» DATA SUPPLIED:
[Start of Attachment]
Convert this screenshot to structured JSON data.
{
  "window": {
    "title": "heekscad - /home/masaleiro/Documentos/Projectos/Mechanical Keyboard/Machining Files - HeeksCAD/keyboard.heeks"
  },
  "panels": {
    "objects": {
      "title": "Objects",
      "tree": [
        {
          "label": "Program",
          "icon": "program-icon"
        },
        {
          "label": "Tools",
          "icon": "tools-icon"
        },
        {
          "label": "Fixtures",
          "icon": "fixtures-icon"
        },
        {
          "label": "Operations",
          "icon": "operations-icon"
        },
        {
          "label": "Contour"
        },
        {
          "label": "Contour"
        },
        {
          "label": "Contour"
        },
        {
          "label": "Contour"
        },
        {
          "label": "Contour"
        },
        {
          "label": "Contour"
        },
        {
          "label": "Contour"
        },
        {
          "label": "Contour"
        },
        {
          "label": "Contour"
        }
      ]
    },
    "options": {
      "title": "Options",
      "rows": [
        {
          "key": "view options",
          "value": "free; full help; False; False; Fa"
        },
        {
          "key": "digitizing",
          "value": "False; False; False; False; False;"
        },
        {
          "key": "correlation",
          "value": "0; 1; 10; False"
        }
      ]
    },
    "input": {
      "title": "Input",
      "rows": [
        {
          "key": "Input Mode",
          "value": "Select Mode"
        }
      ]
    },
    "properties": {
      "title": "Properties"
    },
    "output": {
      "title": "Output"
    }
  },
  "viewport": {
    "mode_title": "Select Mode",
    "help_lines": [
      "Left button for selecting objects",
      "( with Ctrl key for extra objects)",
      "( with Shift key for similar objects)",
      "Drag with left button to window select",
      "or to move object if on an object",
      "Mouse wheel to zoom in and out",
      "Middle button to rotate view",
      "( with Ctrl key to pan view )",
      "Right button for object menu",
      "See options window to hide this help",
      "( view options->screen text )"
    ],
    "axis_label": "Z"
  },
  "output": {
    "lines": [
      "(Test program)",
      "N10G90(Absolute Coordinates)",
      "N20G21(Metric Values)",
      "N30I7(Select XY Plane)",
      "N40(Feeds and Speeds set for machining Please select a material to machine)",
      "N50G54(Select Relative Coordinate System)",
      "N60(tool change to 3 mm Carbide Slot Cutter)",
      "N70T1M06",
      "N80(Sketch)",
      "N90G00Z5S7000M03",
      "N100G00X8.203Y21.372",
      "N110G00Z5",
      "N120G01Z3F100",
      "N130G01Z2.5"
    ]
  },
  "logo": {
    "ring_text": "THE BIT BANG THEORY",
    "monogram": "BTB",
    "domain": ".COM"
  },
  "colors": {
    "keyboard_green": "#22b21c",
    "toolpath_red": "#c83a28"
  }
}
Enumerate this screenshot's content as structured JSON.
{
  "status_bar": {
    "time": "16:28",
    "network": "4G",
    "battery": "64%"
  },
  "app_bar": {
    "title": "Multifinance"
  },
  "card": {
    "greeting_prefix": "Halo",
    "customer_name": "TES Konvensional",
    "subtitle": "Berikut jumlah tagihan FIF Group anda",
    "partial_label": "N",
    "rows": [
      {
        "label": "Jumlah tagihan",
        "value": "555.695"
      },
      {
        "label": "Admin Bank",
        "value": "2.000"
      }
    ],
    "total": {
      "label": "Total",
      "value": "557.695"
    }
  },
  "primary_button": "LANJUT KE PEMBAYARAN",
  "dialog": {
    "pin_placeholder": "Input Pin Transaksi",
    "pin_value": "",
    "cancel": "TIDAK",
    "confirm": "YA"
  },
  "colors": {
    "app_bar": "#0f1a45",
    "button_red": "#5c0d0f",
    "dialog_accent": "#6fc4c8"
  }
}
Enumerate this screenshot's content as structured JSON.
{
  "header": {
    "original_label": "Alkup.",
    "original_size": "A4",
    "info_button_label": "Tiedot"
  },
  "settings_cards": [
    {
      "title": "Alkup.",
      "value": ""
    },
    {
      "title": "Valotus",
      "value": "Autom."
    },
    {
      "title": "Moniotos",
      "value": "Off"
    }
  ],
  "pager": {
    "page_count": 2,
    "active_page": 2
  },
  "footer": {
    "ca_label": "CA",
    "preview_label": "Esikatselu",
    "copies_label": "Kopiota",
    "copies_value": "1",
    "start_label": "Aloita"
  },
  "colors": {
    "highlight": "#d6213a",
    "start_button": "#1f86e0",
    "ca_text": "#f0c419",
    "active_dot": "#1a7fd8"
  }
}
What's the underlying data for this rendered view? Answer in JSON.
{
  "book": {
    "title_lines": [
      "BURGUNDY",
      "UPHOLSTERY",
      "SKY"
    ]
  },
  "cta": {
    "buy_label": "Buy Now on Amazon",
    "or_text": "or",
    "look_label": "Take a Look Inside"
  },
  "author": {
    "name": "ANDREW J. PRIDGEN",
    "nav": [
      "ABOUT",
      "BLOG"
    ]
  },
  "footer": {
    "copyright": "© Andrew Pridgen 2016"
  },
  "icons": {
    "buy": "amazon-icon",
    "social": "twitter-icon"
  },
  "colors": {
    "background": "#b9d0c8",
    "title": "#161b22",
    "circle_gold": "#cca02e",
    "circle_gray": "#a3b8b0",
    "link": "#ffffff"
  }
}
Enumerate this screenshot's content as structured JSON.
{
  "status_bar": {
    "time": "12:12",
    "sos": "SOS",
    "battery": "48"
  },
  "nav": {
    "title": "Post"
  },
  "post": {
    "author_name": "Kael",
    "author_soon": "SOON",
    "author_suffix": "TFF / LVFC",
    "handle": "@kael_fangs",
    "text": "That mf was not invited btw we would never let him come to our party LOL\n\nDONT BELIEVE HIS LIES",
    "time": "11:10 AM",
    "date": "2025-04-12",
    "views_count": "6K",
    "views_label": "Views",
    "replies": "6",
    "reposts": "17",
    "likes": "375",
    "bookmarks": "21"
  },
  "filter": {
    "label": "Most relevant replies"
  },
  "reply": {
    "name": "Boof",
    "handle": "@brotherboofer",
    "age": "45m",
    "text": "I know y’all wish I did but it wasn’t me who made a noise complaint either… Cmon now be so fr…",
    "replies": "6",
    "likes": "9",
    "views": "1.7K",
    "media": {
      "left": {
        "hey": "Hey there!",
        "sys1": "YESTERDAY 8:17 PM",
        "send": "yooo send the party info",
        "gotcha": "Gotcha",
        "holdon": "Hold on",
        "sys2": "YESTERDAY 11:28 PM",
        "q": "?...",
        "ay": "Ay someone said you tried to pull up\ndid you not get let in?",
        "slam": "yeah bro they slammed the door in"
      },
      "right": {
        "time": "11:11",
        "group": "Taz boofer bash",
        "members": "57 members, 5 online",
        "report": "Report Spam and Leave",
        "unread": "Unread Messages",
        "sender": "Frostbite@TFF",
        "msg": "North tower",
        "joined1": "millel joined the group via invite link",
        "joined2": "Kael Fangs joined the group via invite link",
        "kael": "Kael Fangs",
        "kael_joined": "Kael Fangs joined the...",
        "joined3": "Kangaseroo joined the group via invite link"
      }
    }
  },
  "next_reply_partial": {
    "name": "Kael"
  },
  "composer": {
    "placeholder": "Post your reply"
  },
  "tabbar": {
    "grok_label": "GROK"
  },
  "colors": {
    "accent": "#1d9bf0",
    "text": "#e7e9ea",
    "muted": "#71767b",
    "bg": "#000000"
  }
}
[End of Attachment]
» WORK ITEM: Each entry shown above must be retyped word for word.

» SOLUTION FOR THIS PROBLEM:
Convert this screenshot to structured JSON data.
{
  "window": {
    "title": "heekscad - /home/masaleiro/Documentos/Projectos/Mechanical Keyboard/Machining Files - HeeksCAD/keyboard.heeks"
  },
  "panels": {
    "objects": {
      "title": "Objects",
      "tree": [
        {
          "label": "Program",
          "icon": "program-icon"
        },
        {
          "label": "Tools",
          "icon": "tools-icon"
        },
        {
          "label": "Fixtures",
          "icon": "fixtures-icon"
        },
        {
          "label": "Operations",
          "icon": "operations-icon"
        },
        {
          "label": "Contour"
        },
        {
          "label": "Contour"
        },
        {
          "label": "Contour"
        },
        {
          "label": "Contour"
        },
        {
          "label": "Contour"
        },
        {
          "label": "Contour"
        },
        {
          "label": "Contour"
        },
        {
          "label": "Contour"
        },
        {
          "label": "Contour"
        }
      ]
    },
    "options": {
      "title": "Options",
      "rows": [
        {
          "key": "view options",
          "value": "free; full help; False; False; Fa"
        },
        {
          "key": "digitizing",
          "value": "False; False; False; False; False;"
        },
        {
          "key": "correlation",
          "value": "0; 1; 10; False"
        }
      ]
    },
    "input": {
      "title": "Input",
      "rows": [
        {
          "key": "Input Mode",
          "value": "Select Mode"
        }
      ]
    },
    "properties": {
      "title": "Properties"
    },
    "output": {
      "title": "Output"
    }
  },
  "viewport": {
    "mode_title": "Select Mode",
    "help_lines": [
      "Left button for selecting objects",
      "( with Ctrl key for extra objects)",
      "( with Shift key for similar objects)",
      "Drag with left button to window select",
      "or to move object if on an object",
      "Mouse wheel to zoom in and out",
      "Middle button to rotate view",
      "( with Ctrl key to pan view )",
      "Right button for object menu",
      "See options window to hide this help",
      "( view options->screen text )"
    ],
    "axis_label": "Z"
  },
  "output": {
    "lines": [
      "(Test program)",
      "N10G90(Absolute Coordinates)",
      "N20G21(Metric Values)",
      "N30I7(Select XY Plane)",
      "N40(Feeds and Speeds set for machining Please select a material to machine)",
      "N50G54(Select Relative Coordinate System)",
      "N60(tool change to 3 mm Carbide Slot Cutter)",
      "N70T1M06",
      "N80(Sketch)",
      "N90G00Z5S7000M03",
      "N100G00X8.203Y21.372",
      "N110G00Z5",
      "N120G01Z3F100",
      "N130G01Z2.5"
    ]
  },
  "logo": {
    "ring_text": "THE BIT BANG THEORY",
    "monogram": "BTB",
    "domain": ".COM"
  },
  "colors": {
    "keyboard_green": "#22b21c",
    "toolpath_red": "#c83a28"
  }
}
Enumerate this screenshot's content as structured JSON.
{
  "status_bar": {
    "time": "16:28",
    "network": "4G",
    "battery": "64%"
  },
  "app_bar": {
    "title": "Multifinance"
  },
  "card": {
    "greeting_prefix": "Halo",
    "customer_name": "TES Konvensional",
    "subtitle": "Berikut jumlah tagihan FIF Group anda",
    "partial_label": "N",
    "rows": [
      {
        "label": "Jumlah tagihan",
        "value": "555.695"
      },
      {
        "label": "Admin Bank",
        "value": "2.000"
      }
    ],
    "total": {
      "label": "Total",
      "value": "557.695"
    }
  },
  "primary_button": "LANJUT KE PEMBAYARAN",
  "dialog": {
    "pin_placeholder": "Input Pin Transaksi",
    "pin_value": "",
    "cancel": "TIDAK",
    "confirm": "YA"
  },
  "colors": {
    "app_bar": "#0f1a45",
    "button_red": "#5c0d0f",
    "dialog_accent": "#6fc4c8"
  }
}
Enumerate this screenshot's content as structured JSON.
{
  "header": {
    "original_label": "Alkup.",
    "original_size": "A4",
    "info_button_label": "Tiedot"
  },
  "settings_cards": [
    {
      "title": "Alkup.",
      "value": ""
    },
    {
      "title": "Valotus",
      "value": "Autom."
    },
    {
      "title": "Moniotos",
      "value": "Off"
    }
  ],
  "pager": {
    "page_count": 2,
    "active_page": 2
  },
  "footer": {
    "ca_label": "CA",
    "preview_label": "Esikatselu",
    "copies_label": "Kopiota",
    "copies_value": "1",
    "start_label": "Aloita"
  },
  "colors": {
    "highlight": "#d6213a",
    "start_button": "#1f86e0",
    "ca_text": "#f0c419",
    "active_dot": "#1a7fd8"
  }
}
What's the underlying data for this rendered view? Answer in JSON.
{
  "book": {
    "title_lines": [
      "BURGUNDY",
      "UPHOLSTERY",
      "SKY"
    ]
  },
  "cta": {
    "buy_label": "Buy Now on Amazon",
    "or_text": "or",
    "look_label": "Take a Look Inside"
  },
  "author": {
    "name": "ANDREW J. PRIDGEN",
    "nav": [
      "ABOUT",
      "BLOG"
    ]
  },
  "footer": {
    "copyright": "© Andrew Pridgen 2016"
  },
  "icons": {
    "buy": "amazon-icon",
    "social": "twitter-icon"
  },
  "colors": {
    "background": "#b9d0c8",
    "title": "#161b22",
    "circle_gold": "#cca02e",
    "circle_gray": "#a3b8b0",
    "link": "#ffffff"
  }
}
Enumerate this screenshot's content as structured JSON.
{
  "status_bar": {
    "time": "12:12",
    "sos": "SOS",
    "battery": "48"
  },
  "nav": {
    "title": "Post"
  },
  "post": {
    "author_name": "Kael",
    "author_soon": "SOON",
    "author_suffix": "TFF / LVFC",
    "handle": "@kael_fangs",
    "text": "That mf was not invited btw we would never let him come to our party LOL\n\nDONT BELIEVE HIS LIES",
    "time": "11:10 AM",
    "date": "2025-04-12",
    "views_count": "6K",
    "views_label": "Views",
    "replies": "6",
    "reposts": "17",
    "likes": "375",
    "bookmarks": "21"
  },
  "filter": {
    "label": "Most relevant replies"
  },
  "reply": {
    "name": "Boof",
    "handle": "@brotherboofer",
    "age": "45m",
    "text": "I know y’all wish I did but it wasn’t me who made a noise complaint either… Cmon now be so fr…",
    "replies": "6",
    "likes": "9",
    "views": "1.7K",
    "media": {
      "left": {
        "hey": "Hey there!",
        "sys1": "YESTERDAY 8:17 PM",
        "send": "yooo send the party info",
        "gotcha": "Gotcha",
        "holdon": "Hold on",
        "sys2": "YESTERDAY 11:28 PM",
        "q": "?...",
        "ay": "Ay someone said you tried to pull up\ndid you not get let in?",
        "slam": "yeah bro they slammed the door in"
      },
      "right": {
        "time": "11:11",
        "group": "Taz boofer bash",
        "members": "57 members, 5 online",
        "report": "Report Spam and Leave",
        "unread": "Unread Messages",
        "sender": "Frostbite@TFF",
        "msg": "North tower",
        "joined1": "millel joined the group via invite link",
        "joined2": "Kael Fangs joined the group via invite link",
        "kael": "Kael Fangs",
        "kael_joined": "Kael Fangs joined the...",
        "joined3": "Kangaseroo joined the group via invite link"
      }
    }
  },
  "next_reply_partial": {
    "name": "Kael"
  },
  "composer": {
    "placeholder": "Post your reply"
  },
  "tabbar": {
    "grok_label": "GROK"
  },
  "colors": {
    "accent": "#1d9bf0",
    "text": "#e7e9ea",
    "muted": "#71767b",
    "bg": "#000000"
  }
}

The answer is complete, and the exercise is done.